The Freer Gallery of Art and Arthur M. Sackler Gallery Archives is a manuscript and photograph repository dedicated to furthering the study of Asian art and culture and turn-of-the century American art represented in the Freer Gallery of Art. As part of the Freer Gallery of Art and Arthur M. Sackler Gallery, the Archives' mission is to collect, preserve, and make available documentary materials that support the holdings and activities of the two galleries. Archives' staff arrange and describe collections for research use, create and maintain research tools, and publicize the collections in an effort to make these materials available to the staff of the two galleries, research scholars, students, and the general public.
Materials in the Archives are rich and diverse and include the personal and professional papers of preeminent art historians, archaeologists, artists, dealers, and collectors. The collections are also rich in photographs, ranging from rare salt prints of the 1850s to contemporary ilfochromes of the 1990s. Forming a treasure trove of raw material for analysis are letters, writings and journals, scrapbooks, clippings, drawings and sketchbooks, financial material, rubbings, and squeezes of inscriptions. The Archives houses over 140 collections, amounting to nearly 1,000 linear feet, with materials dating from the early nineteenth century to the present.
Highlights: Collections in the Archives include the papers of founder Charles Lang Freer (1854-1919); West Asian field records of archaeologist Ernst Herzfeld (1879-1948); a collection assembled by Myron Bement Smith (1897-1970) for the study of Islamic art and culture; and the papers of Freer staff member Carl Whiting Bishop (1881-1942) that chronicle his expeditions to China from 1923 to 1934. Significant documentation in the Freer Papers relates to James McNeill Whistler (1834-1903), making the Archives a major repository for the study of that artist. Photographic holdings include glass-plate negatives of the Chinese Empress Dowager Cixi (1835-1908); Antoin Sevruguin's visual record of Qajar dynasty Iran; the Henry and Nancy Rosin Collection, an extraordinary assemblage of early photography of Japan; and The People of India, a series of photographic illustrations that formed one of the first major ethnographic studies produced by the camera.
The Archives' catalog records, electronic finding aids and digital holdings may be found at the Smithsonian Institution's Collections Search Center, available online to the public at http://collections.si.edu/search/.

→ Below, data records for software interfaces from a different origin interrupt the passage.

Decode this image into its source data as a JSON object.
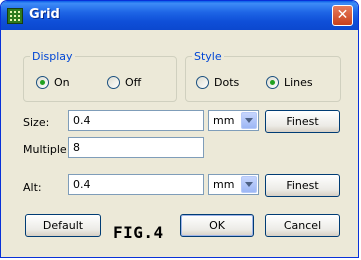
{
  "window": {
    "title": "Grid",
    "close_glyph": "✕"
  },
  "display_group": {
    "label": "Display",
    "options": [
      {
        "label": "On",
        "checked": true
      },
      {
        "label": "Off",
        "checked": false
      }
    ]
  },
  "style_group": {
    "label": "Style",
    "options": [
      {
        "label": "Dots",
        "checked": false
      },
      {
        "label": "Lines",
        "checked": true
      }
    ]
  },
  "size": {
    "label": "Size:",
    "value": "0.4",
    "unit": "mm",
    "button": "Finest"
  },
  "multiple": {
    "label": "Multiple:",
    "value": "8"
  },
  "alt": {
    "label": "Alt:",
    "value": "0.4",
    "unit": "mm",
    "button": "Finest"
  },
  "buttons": {
    "default": "Default",
    "ok": "OK",
    "cancel": "Cancel"
  },
  "annotation": "FIG.4"
}
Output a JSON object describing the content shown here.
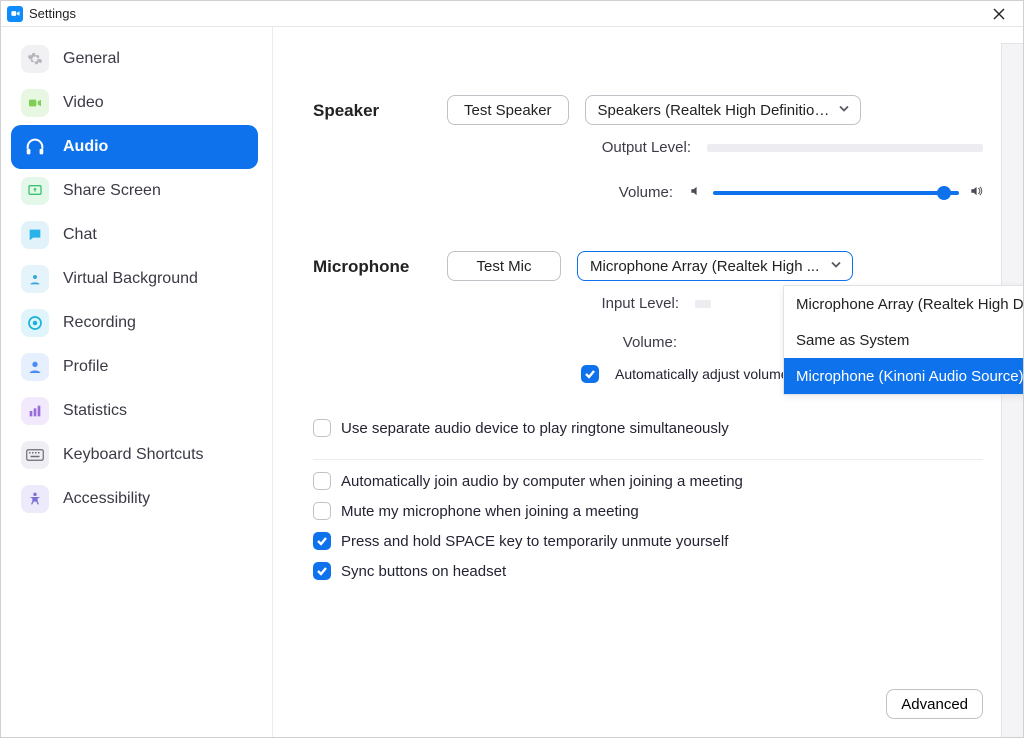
{
  "window": {
    "title": "Settings"
  },
  "sidebar": {
    "items": [
      {
        "id": "general",
        "label": "General"
      },
      {
        "id": "video",
        "label": "Video"
      },
      {
        "id": "audio",
        "label": "Audio"
      },
      {
        "id": "share-screen",
        "label": "Share Screen"
      },
      {
        "id": "chat",
        "label": "Chat"
      },
      {
        "id": "virtual-background",
        "label": "Virtual Background"
      },
      {
        "id": "recording",
        "label": "Recording"
      },
      {
        "id": "profile",
        "label": "Profile"
      },
      {
        "id": "statistics",
        "label": "Statistics"
      },
      {
        "id": "keyboard-shortcuts",
        "label": "Keyboard Shortcuts"
      },
      {
        "id": "accessibility",
        "label": "Accessibility"
      }
    ],
    "active_index": 2
  },
  "speaker": {
    "section_label": "Speaker",
    "test_label": "Test Speaker",
    "selected": "Speakers (Realtek High Definition...",
    "output_label": "Output Level:",
    "volume_label": "Volume:",
    "volume_percent": 94
  },
  "microphone": {
    "section_label": "Microphone",
    "test_label": "Test Mic",
    "selected": "Microphone Array (Realtek High ...",
    "input_label": "Input Level:",
    "volume_label": "Volume:",
    "dropdown": {
      "options": [
        "Microphone Array (Realtek High Defini...",
        "Same as System",
        "Microphone (Kinoni Audio Source)"
      ],
      "highlight_index": 2
    },
    "auto_adjust": {
      "label": "Automatically adjust volume",
      "checked": true
    }
  },
  "checkboxes": {
    "separate_device": {
      "label": "Use separate audio device to play ringtone simultaneously",
      "checked": false
    },
    "auto_join": {
      "label": "Automatically join audio by computer when joining a meeting",
      "checked": false
    },
    "mute_on_join": {
      "label": "Mute my microphone when joining a meeting",
      "checked": false
    },
    "space_unmute": {
      "label": "Press and hold SPACE key to temporarily unmute yourself",
      "checked": true
    },
    "sync_headset": {
      "label": "Sync buttons on headset",
      "checked": true
    }
  },
  "advanced_label": "Advanced"
}
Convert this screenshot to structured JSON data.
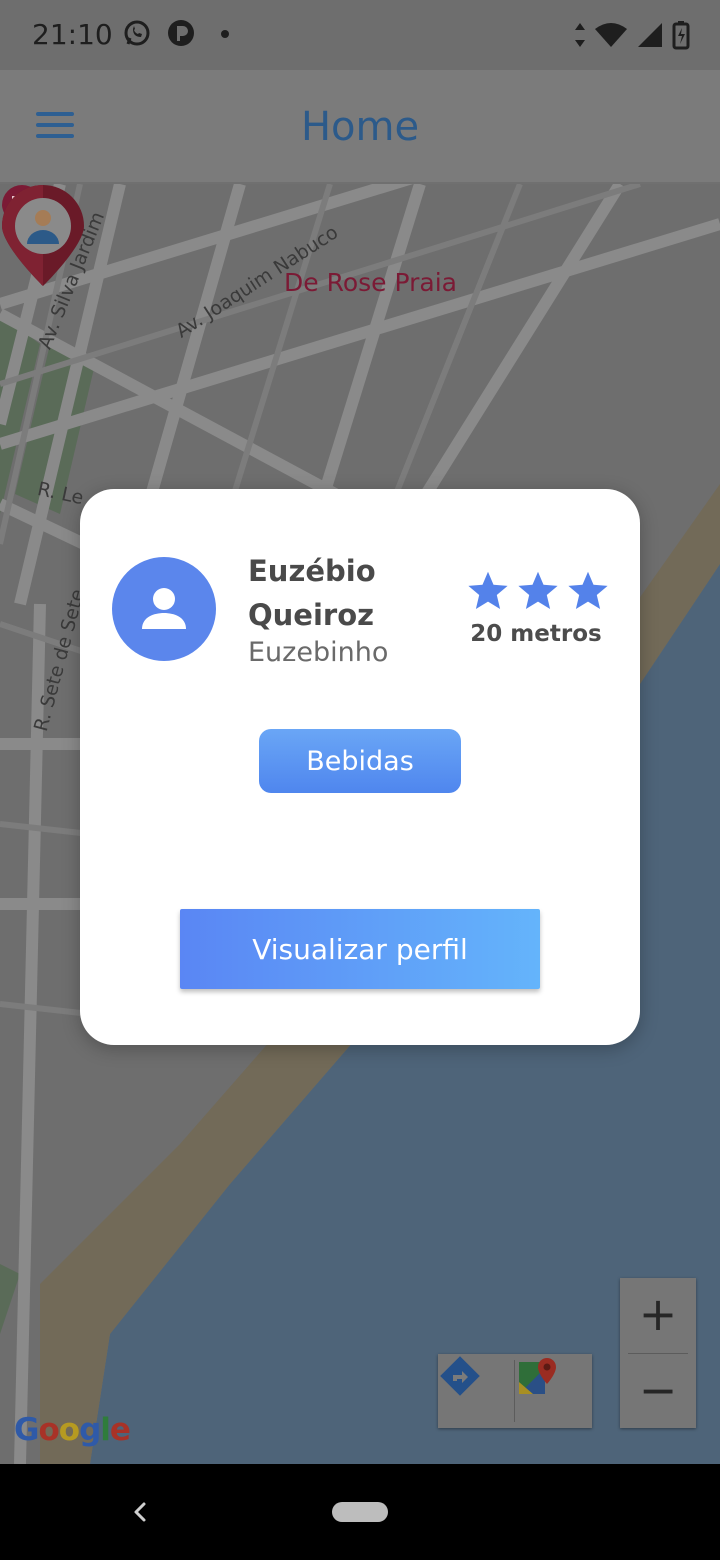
{
  "status_bar": {
    "time": "21:10"
  },
  "header": {
    "title": "Home"
  },
  "map": {
    "streets": [
      "Av. Silva Jardim",
      "Av. Joaquim Nabuco",
      "R. Le",
      "R. Sete de Sete"
    ],
    "poi": "De Rose Praia",
    "attribution": {
      "letters": [
        "G",
        "o",
        "o",
        "g",
        "l",
        "e"
      ],
      "colors": [
        "#2f5aa8",
        "#a83227",
        "#b69a21",
        "#2f5aa8",
        "#2f7c3b",
        "#a83227"
      ]
    },
    "zoom_in": "+",
    "zoom_out": "−"
  },
  "dialog": {
    "name": "Euzébio Queiroz",
    "nickname": "Euzebinho",
    "rating": 3,
    "distance": "20 metros",
    "tag_label": "Bebidas",
    "profile_button": "Visualizar perfil",
    "accent": "#5b86ec"
  }
}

Freer and Sackler Archives
1050 Independence Ave SW
Washington, DC 20560
Freer and Sackler Archives
P.O. Box 37012
Washington, DC 20013-7012